So the people on camera give into certain questions and begin to loosen up and talk about who they are in this moment. The whole documentary doesn’t claim to try to understand everyone, but it’s a compilation of the complex emotions and people who pass by you in the street everyday.
There is one woman who hands out pamphlets about Jesus. She talks about an incident in which, while handing out fliers, someone shoved a kid into her, and she says she wasn’t hurt. Malle asks about the kid, and at first she doesn’t understand. He asks if the kid was hurt, and she says, “he was shoved into me… I don’t know, I tripped over him,” before adding, “the difficulties and the cruelty can’t touch me.” She’s one of the more unaware characters in the film.

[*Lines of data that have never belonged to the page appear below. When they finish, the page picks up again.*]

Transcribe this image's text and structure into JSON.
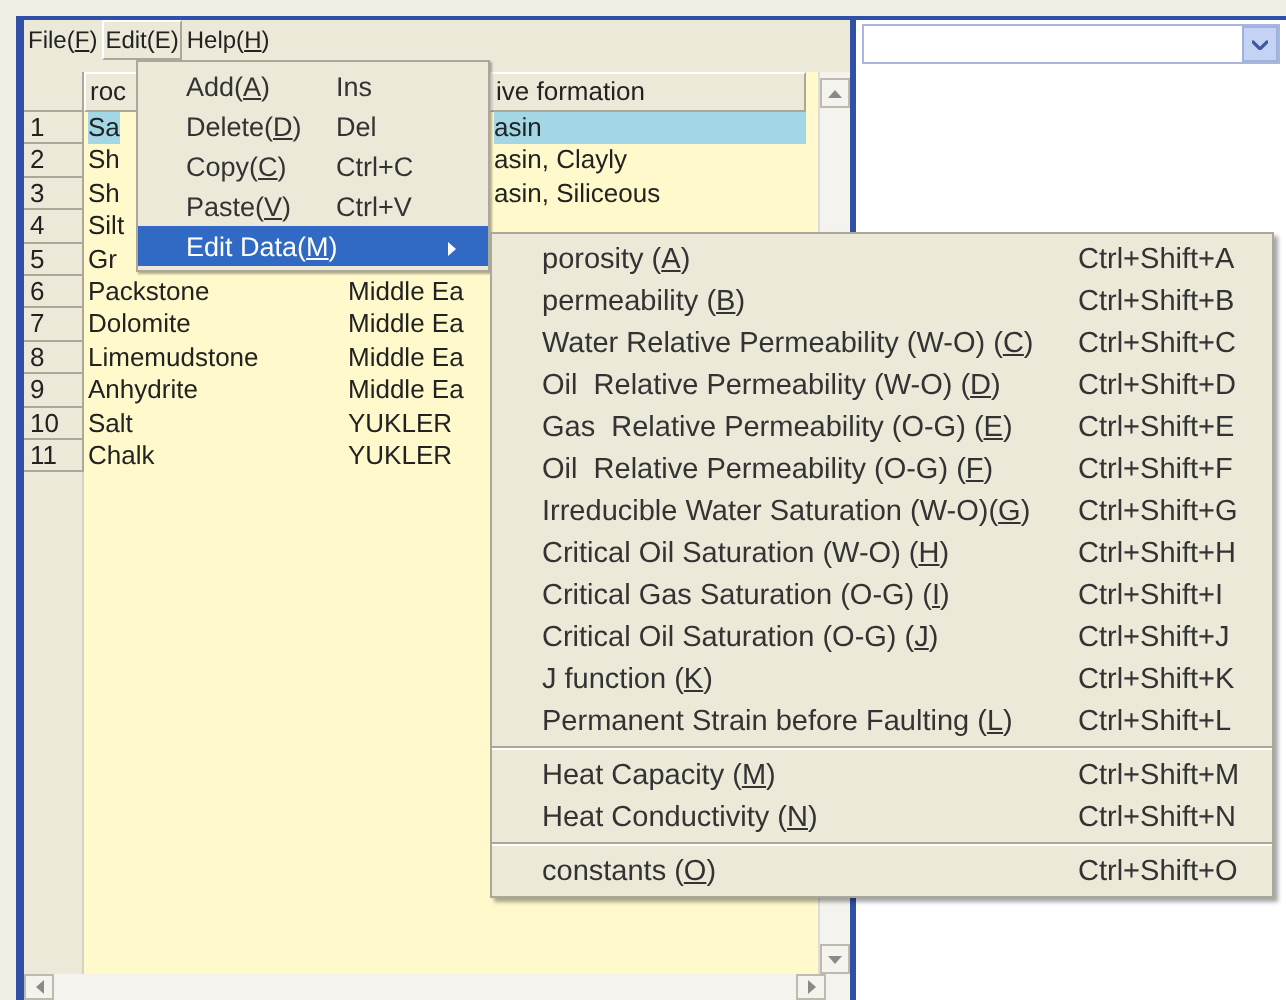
{
  "menu_bar": [
    {
      "before": "File(",
      "mnemonic": "F",
      "after": ")",
      "selected": false
    },
    {
      "before": "Edit(E)",
      "selected": true
    },
    {
      "before": "Help(",
      "mnemonic": "H",
      "after": ")",
      "selected": false
    }
  ],
  "grid": {
    "column_headers": {
      "column_1": "roc",
      "column_3": "ive formation"
    },
    "rows": [
      {
        "number": "1",
        "column_1": "Sa",
        "column_3": "asin",
        "selected": true
      },
      {
        "number": "2",
        "column_1": "Sh",
        "column_3": "asin, Clayly",
        "selected": false
      },
      {
        "number": "3",
        "column_1": "Sh",
        "column_3": "asin, Siliceous",
        "selected": false
      },
      {
        "number": "4",
        "column_1": "Silt",
        "selected": false
      },
      {
        "number": "5",
        "column_1": "Gr",
        "selected": false
      },
      {
        "number": "6",
        "column_1": "Packstone",
        "column_2": "Middle Ea",
        "selected": false
      },
      {
        "number": "7",
        "column_1": "Dolomite",
        "column_2": "Middle Ea",
        "selected": false
      },
      {
        "number": "8",
        "column_1": "Limemudstone",
        "column_2": "Middle Ea",
        "selected": false
      },
      {
        "number": "9",
        "column_1": "Anhydrite",
        "column_2": "Middle Ea",
        "selected": false
      },
      {
        "number": "10",
        "column_1": "Salt",
        "column_2": "YUKLER",
        "selected": false
      },
      {
        "number": "11",
        "column_1": "Chalk",
        "column_2": "YUKLER",
        "selected": false
      }
    ]
  },
  "edit_menu": {
    "items": [
      {
        "before": "Add(",
        "mnemonic": "A",
        "after": ")",
        "shortcut": "Ins",
        "selected": false,
        "submenu": false
      },
      {
        "before": "Delete(",
        "mnemonic": "D",
        "after": ")",
        "shortcut": "Del",
        "selected": false,
        "submenu": false
      },
      {
        "before": "Copy(",
        "mnemonic": "C",
        "after": ")",
        "shortcut": "Ctrl+C",
        "selected": false,
        "submenu": false
      },
      {
        "before": "Paste(",
        "mnemonic": "V",
        "after": ")",
        "shortcut": "Ctrl+V",
        "selected": false,
        "submenu": false
      },
      {
        "before": "Edit Data(",
        "mnemonic": "M",
        "after": ")",
        "selected": true,
        "submenu": true
      }
    ]
  },
  "edit_data_menu": {
    "items": [
      {
        "before": "porosity (",
        "mnemonic": "A",
        "after": ")",
        "shortcut": "Ctrl+Shift+A",
        "separator_before": false
      },
      {
        "before": "permeability (",
        "mnemonic": "B",
        "after": ")",
        "shortcut": "Ctrl+Shift+B",
        "separator_before": false
      },
      {
        "before": "Water Relative Permeability (W-O) (",
        "mnemonic": "C",
        "after": ")",
        "shortcut": "Ctrl+Shift+C",
        "separator_before": false
      },
      {
        "before": "Oil  Relative Permeability (W-O) (",
        "mnemonic": "D",
        "after": ")",
        "shortcut": "Ctrl+Shift+D",
        "separator_before": false
      },
      {
        "before": "Gas  Relative Permeability (O-G) (",
        "mnemonic": "E",
        "after": ")",
        "shortcut": "Ctrl+Shift+E",
        "separator_before": false
      },
      {
        "before": "Oil  Relative Permeability (O-G) (",
        "mnemonic": "F",
        "after": ")",
        "shortcut": "Ctrl+Shift+F",
        "separator_before": false
      },
      {
        "before": "Irreducible Water Saturation (W-O)(",
        "mnemonic": "G",
        "after": ")",
        "shortcut": "Ctrl+Shift+G",
        "separator_before": false
      },
      {
        "before": "Critical Oil Saturation (W-O) (",
        "mnemonic": "H",
        "after": ")",
        "shortcut": "Ctrl+Shift+H",
        "separator_before": false
      },
      {
        "before": "Critical Gas Saturation (O-G) (",
        "mnemonic": "I",
        "after": ")",
        "shortcut": "Ctrl+Shift+I",
        "separator_before": false
      },
      {
        "before": "Critical Oil Saturation (O-G) (",
        "mnemonic": "J",
        "after": ")",
        "shortcut": "Ctrl+Shift+J",
        "separator_before": false
      },
      {
        "before": "J function (",
        "mnemonic": "K",
        "after": ")",
        "shortcut": "Ctrl+Shift+K",
        "separator_before": false
      },
      {
        "before": "Permanent Strain before Faulting (",
        "mnemonic": "L",
        "after": ")",
        "shortcut": "Ctrl+Shift+L",
        "separator_before": false
      },
      {
        "before": "Heat Capacity (",
        "mnemonic": "M",
        "after": ")",
        "shortcut": "Ctrl+Shift+M",
        "separator_before": true
      },
      {
        "before": "Heat Conductivity (",
        "mnemonic": "N",
        "after": ")",
        "shortcut": "Ctrl+Shift+N",
        "separator_before": false
      },
      {
        "before": "constants (",
        "mnemonic": "O",
        "after": ")",
        "shortcut": "Ctrl+Shift+O",
        "separator_before": true
      }
    ]
  }
}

Another woman, a young woman, shies away from the camera on multiple occasions, but eventually Malle makes her comfortable with the camera, allowing her to play with it, to look through the viewfinder. He puts her so at ease that before we know it, she is the one conducting the interview with strangers, asking them her own set of questions. And she is somehow even more direct than Malle. She walks up to one girl, likely with her guard down because she’s being approached by another young woman and not an older man like Malle (who was shoed away in one moment by a woman who assumed him to be hitting on her), and asks the woman about her dating preferences. The woman seems very uncomfortable when asked if she would date another woman. Next the young interviewer asks an older man about his sex life, and you can seem the man blush but also smile at what might be seen as a come on by an attractive younger woman. Then he sees the camera, and when the interviewer asks him to walk with her, he suggests they get rid of the camera if she means it. She doesn’t, of course.
Despite the camera allowing people to play up in the moment and perform something within themselves, the film ends with an old lady talking about her experience sneaking across the border during World War II. She plays her role very well, so well in fact that Louis Malle himself may have noticed. As she tells this gripping, tense story, he suddenly interrupts her and asks if she realizes she’s being filmed. The woman barely responds to him, choosing instead to continue on with the story. All the while a fairly substantial crowd has gathered, drawn more likely to the film crew than to the woman, but they watch her monologue all the same.
In this moment, maybe she transcended the performance. Or maybe I have no idea what I’m saying anymore. But the majority of the documentary is about people being more willing to open up probably because of the camera. It’s like a light attracting summertime bugs. The film crew represents something, maybe fame, maybe someone willing to confirm your existence. And yet it ends with this lady who couldn’t care less. By the end of her story she walks away from Malle and his small filmmaking team, and they literally run to keep up with her as she bikes off down the street.
Even as Malle, his camera guy and his sound operator stood out in the street like sore thumbs, they sought to blend in, to capture people who would talk to Malle and just happen to be caught on camera. He often had to refer specifically to the camera, as if to make the subject of the interview comfortable with it as quickly as possible, so that they could even more quickly learn to ignore it. By the end it worked.